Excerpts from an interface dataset
↓↓↓
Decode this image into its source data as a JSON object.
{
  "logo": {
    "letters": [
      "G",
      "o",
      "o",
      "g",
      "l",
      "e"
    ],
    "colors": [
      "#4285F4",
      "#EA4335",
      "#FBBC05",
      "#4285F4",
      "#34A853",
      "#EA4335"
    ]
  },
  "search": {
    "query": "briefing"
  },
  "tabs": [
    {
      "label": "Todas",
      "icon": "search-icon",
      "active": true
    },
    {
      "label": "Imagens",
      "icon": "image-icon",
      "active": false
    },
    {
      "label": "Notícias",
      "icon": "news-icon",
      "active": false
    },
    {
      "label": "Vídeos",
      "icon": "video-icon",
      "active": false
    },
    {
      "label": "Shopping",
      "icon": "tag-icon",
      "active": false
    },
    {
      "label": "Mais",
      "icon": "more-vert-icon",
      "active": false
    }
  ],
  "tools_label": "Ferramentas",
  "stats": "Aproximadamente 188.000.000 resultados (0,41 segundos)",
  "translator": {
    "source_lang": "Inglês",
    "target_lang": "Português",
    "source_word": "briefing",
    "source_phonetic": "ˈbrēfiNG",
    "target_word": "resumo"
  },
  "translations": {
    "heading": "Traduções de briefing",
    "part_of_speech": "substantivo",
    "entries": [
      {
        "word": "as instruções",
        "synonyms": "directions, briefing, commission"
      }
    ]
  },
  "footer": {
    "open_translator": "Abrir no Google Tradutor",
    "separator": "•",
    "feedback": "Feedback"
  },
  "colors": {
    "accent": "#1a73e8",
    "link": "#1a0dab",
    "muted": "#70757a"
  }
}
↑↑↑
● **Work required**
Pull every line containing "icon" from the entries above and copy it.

● **Problem solution**
      "icon": "search-icon",
      "icon": "image-icon",
      "icon": "news-icon",
      "icon": "video-icon",
      "icon": "tag-icon",
      "icon": "more-vert-icon",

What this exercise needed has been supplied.